A bold Mugabe, however, told reporters that his prolonged stay in power is tied to the unavailability of a viable successor in the country.
He disclosed that majority of Zimbabweans still want him to stand as the country’s president in the next general election.
“….But then what do you see? It’s the opposite. They want me to stand for elections, they want me to stand for elections everywhere in the party . . . .The majority of the people feel that there is no replacement; (a) successor who to them is acceptable, as acceptable as I am,” he added.
In the middle of last month, Malema, who used to be outspoken in his praise of the now-nearly-93-year-old leader, said Mugabe is now too old to discharge his duties and lead the people.
He advised the “grandpa” to honorably step down before he ends up destroying the legacies he had already built-up.
No doubt, Mugabe has no obvious anointed successor, making it unclear what direction the country will take after its only post-independence leader dies or finally loses in the next general election.
He has avoided naming a viable successor and his party is divided between factions competing forcefully to succeed him.

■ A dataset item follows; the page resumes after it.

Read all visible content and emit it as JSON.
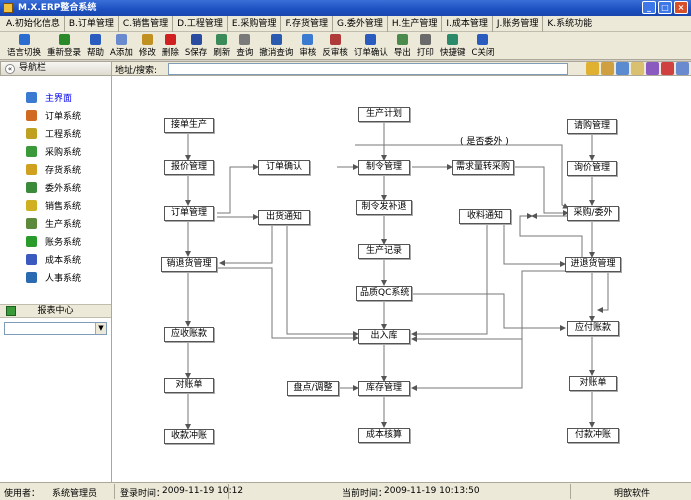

Regardless of the scuffle within and outside his party, the longest serving president has also pointed out that the Zanu-PF is always primed to win at the polls.
Last week, Mugabe’s wife – Grace’s political comeback in the country was received with strong panic and mixed reactions to Zimbabwean’s political sphere. Again she insisted that Zimbabweans would still vote Mugabe even after his death.

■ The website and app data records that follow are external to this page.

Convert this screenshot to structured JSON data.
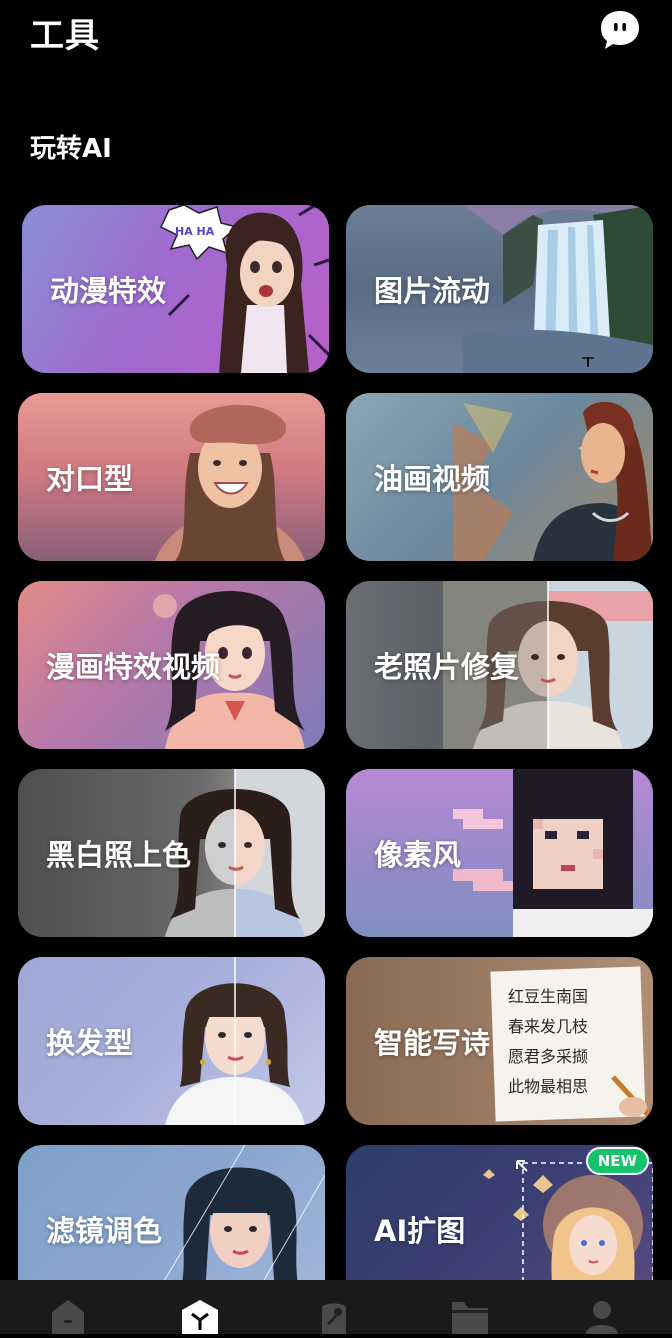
{
  "header": {
    "title": "工具"
  },
  "section": {
    "title": "玩转AI"
  },
  "cards": [
    {
      "label": "动漫特效",
      "art": "anime-girl-haha-art",
      "bubble": "HA HA"
    },
    {
      "label": "图片流动",
      "art": "waterfall-art"
    },
    {
      "label": "对口型",
      "art": "smiling-woman-beret-art"
    },
    {
      "label": "油画视频",
      "art": "oil-painting-woman-art"
    },
    {
      "label": "漫画特效视频",
      "art": "comic-girl-art"
    },
    {
      "label": "老照片修复",
      "art": "photo-restore-art"
    },
    {
      "label": "黑白照上色",
      "art": "bw-colorize-art"
    },
    {
      "label": "像素风",
      "art": "pixel-girl-art"
    },
    {
      "label": "换发型",
      "art": "hairstyle-split-art"
    },
    {
      "label": "智能写诗",
      "art": "poem-paper-art",
      "poem": [
        "红豆生南国",
        "春来发几枝",
        "愿君多采撷",
        "此物最相思"
      ]
    },
    {
      "label": "滤镜调色",
      "art": "filter-girl-art"
    },
    {
      "label": "AI扩图",
      "art": "expand-image-art",
      "badge": "NEW"
    }
  ],
  "tabbar": {
    "items": [
      {
        "icon": "home-icon"
      },
      {
        "icon": "tools-icon",
        "active": true
      },
      {
        "icon": "brush-icon"
      },
      {
        "icon": "folder-icon"
      },
      {
        "icon": "profile-icon"
      }
    ]
  }
}
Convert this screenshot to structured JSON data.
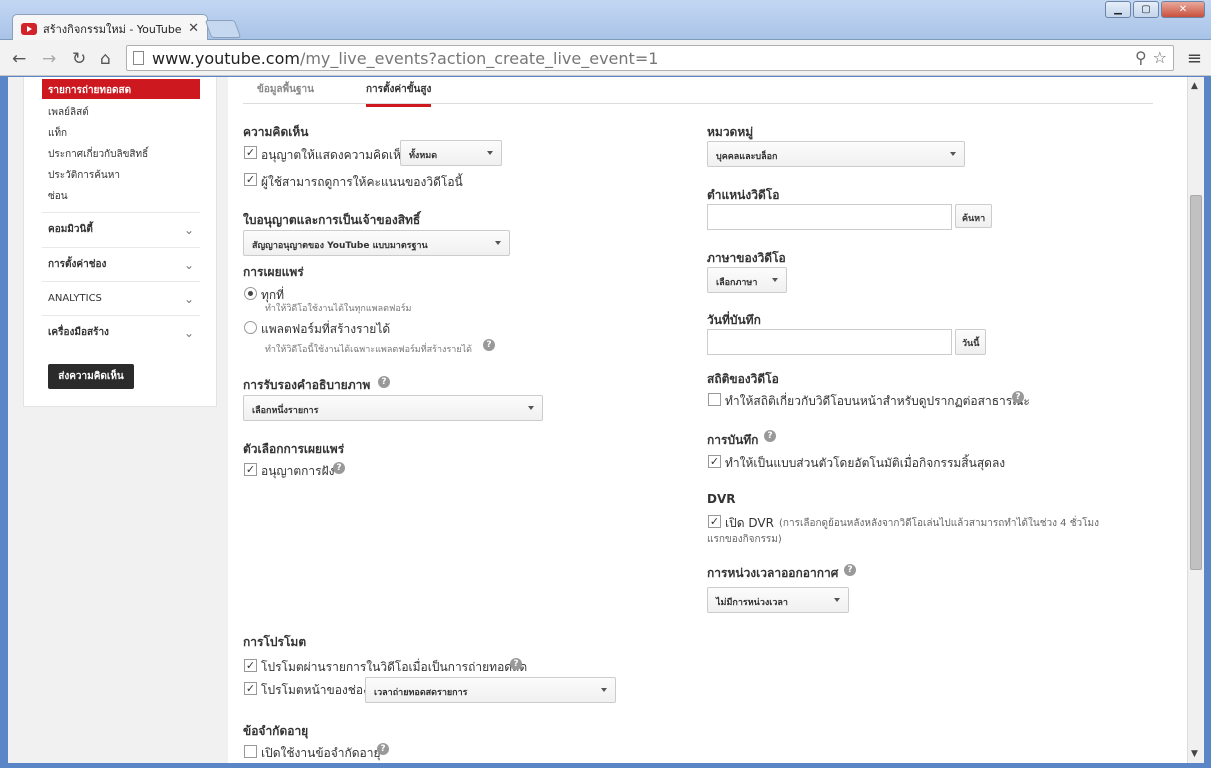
{
  "browser": {
    "tab_title": "สร้างกิจกรรมใหม่ - YouTube",
    "url_host": "www.youtube.com",
    "url_path": "/my_live_events?action_create_live_event=1"
  },
  "sidebar": {
    "active_item": "รายการถ่ายทอดสด",
    "links": [
      "เพลย์ลิสต์",
      "แท็ก",
      "ประกาศเกี่ยวกับลิขสิทธิ์",
      "ประวัติการค้นหา",
      "ซ่อน"
    ],
    "sections": [
      "คอมมิวนิตี้",
      "การตั้งค่าช่อง",
      "ANALYTICS",
      "เครื่องมือสร้าง"
    ],
    "feedback_label": "ส่งความคิดเห็น"
  },
  "tabs": [
    "ข้อมูลพื้นฐาน",
    "การตั้งค่าขั้นสูง"
  ],
  "left": {
    "comments_heading": "ความคิดเห็น",
    "allow_comments": "อนุญาตให้แสดงความคิดเห็น",
    "comments_select": "ทั้งหมด",
    "users_can_rate": "ผู้ใช้สามารถดูการให้คะแนนของวิดีโอนี้",
    "license_heading": "ใบอนุญาตและการเป็นเจ้าของสิทธิ์",
    "license_select": "สัญญาอนุญาตของ YouTube แบบมาตรฐาน",
    "distribution_heading": "การเผยแพร่",
    "everywhere": "ทุกที่",
    "everywhere_sub": "ทำให้วิดีโอใช้งานได้ในทุกแพลตฟอร์ม",
    "monetized": "แพลตฟอร์มที่สร้างรายได้",
    "monetized_sub": "ทำให้วิดีโอนี้ใช้งานได้เฉพาะแพลตฟอร์มที่สร้างรายได้",
    "caption_heading": "การรับรองคำอธิบายภาพ",
    "caption_select": "เลือกหนึ่งรายการ",
    "dist_options_heading": "ตัวเลือกการเผยแพร่",
    "allow_embed": "อนุญาตการฝัง",
    "promo_heading": "การโปรโมต",
    "promo_watch": "โปรโมตผ่านรายการในวิดีโอเมื่อเป็นการถ่ายทอดสด",
    "promo_channel": "โปรโมตหน้าของช่อง",
    "promo_select": "เวลาถ่ายทอดสดรายการ",
    "age_heading": "ข้อจำกัดอายุ",
    "age_enable": "เปิดใช้งานข้อจำกัดอายุ"
  },
  "right": {
    "category_heading": "หมวดหมู่",
    "category_select": "บุคคลและบล็อก",
    "location_heading": "ตำแหน่งวิดีโอ",
    "search_btn": "ค้นหา",
    "language_heading": "ภาษาของวิดีโอ",
    "language_select": "เลือกภาษา",
    "date_heading": "วันที่บันทึก",
    "today_btn": "วันนี้",
    "stats_heading": "สถิติของวิดีโอ",
    "stats_label": "ทำให้สถิติเกี่ยวกับวิดีโอบนหน้าสำหรับดูปรากฏต่อสาธารณะ",
    "recording_heading": "การบันทึก",
    "recording_label": "ทำให้เป็นแบบส่วนตัวโดยอัตโนมัติเมื่อกิจกรรมสิ้นสุดลง",
    "dvr_heading": "DVR",
    "dvr_label": "เปิด DVR",
    "dvr_desc_1": "(การเลือกดูย้อนหลังหลังจากวิดีโอเล่นไปแล้วสามารถทำได้ในช่วง 4 ชั่วโมง",
    "dvr_desc_2": "แรกของกิจกรรม)",
    "delay_heading": "การหน่วงเวลาออกอากาศ",
    "delay_select": "ไม่มีการหน่วงเวลา"
  }
}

Grace is seen as a possible successor to her ailing husband and is well known for her fiery speeches and verbal attacks on her husband’s opponents.
While addressing Zanu PF supporters at St John’s Primary School in Buhera, southeast of the capital Harare, recently, she shocked the crowd when she said that even if a dead Robert Mugabe’s corpse is put on the ballot paper, people will still vote for him and he will win.

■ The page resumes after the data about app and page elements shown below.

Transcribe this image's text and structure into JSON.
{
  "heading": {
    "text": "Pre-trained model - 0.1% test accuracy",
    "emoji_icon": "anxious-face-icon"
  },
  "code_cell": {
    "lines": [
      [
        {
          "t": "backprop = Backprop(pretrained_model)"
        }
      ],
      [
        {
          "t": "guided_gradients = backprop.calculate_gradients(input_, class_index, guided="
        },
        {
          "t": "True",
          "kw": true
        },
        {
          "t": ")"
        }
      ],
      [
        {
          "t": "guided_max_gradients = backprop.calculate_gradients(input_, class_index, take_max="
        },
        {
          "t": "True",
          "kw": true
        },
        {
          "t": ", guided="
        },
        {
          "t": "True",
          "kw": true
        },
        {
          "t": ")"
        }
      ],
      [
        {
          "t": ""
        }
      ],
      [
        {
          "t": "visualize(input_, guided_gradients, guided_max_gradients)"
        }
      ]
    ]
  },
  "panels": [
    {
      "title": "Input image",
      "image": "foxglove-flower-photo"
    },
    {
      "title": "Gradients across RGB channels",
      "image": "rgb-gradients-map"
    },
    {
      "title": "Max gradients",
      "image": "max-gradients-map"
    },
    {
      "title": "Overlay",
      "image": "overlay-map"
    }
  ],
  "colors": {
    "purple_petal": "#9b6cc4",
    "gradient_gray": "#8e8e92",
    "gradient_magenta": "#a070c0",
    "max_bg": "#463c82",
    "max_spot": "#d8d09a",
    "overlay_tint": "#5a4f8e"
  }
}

She said: “One day when God decides that Mugabe dies, we will have his corpse appear as a candidate on the ballot paper. You will see people voting for Mugabe as a corpse. I am seriously telling you, just to show people how people love
President Robert Mugabe turns 93 on Tuesday, with a celebration party planned for next Saturday. He has been in power since 1980 and in December, the ZANU PF confirmed him as its candidate for the next presidential election expected in mid2018, when he will be 94.
Mugabe rose to lead the Zimbabwe African National Union movement and was one of the key negotiators in the 1979 Lancaster House Agreement, which led to the creation of a fully democratic Zimbabwe.
His leadership has been widely criticized for plunging the promising country into all-around stagnancy and for encouraging the takeovers of white-owned commercial farms, which subsequently led to an economic collapse and runaway inflation.
Mugabe has made his point. But the big question is, will his reaction deter Malema from making further comments about Mugabe’s leadership style and duration?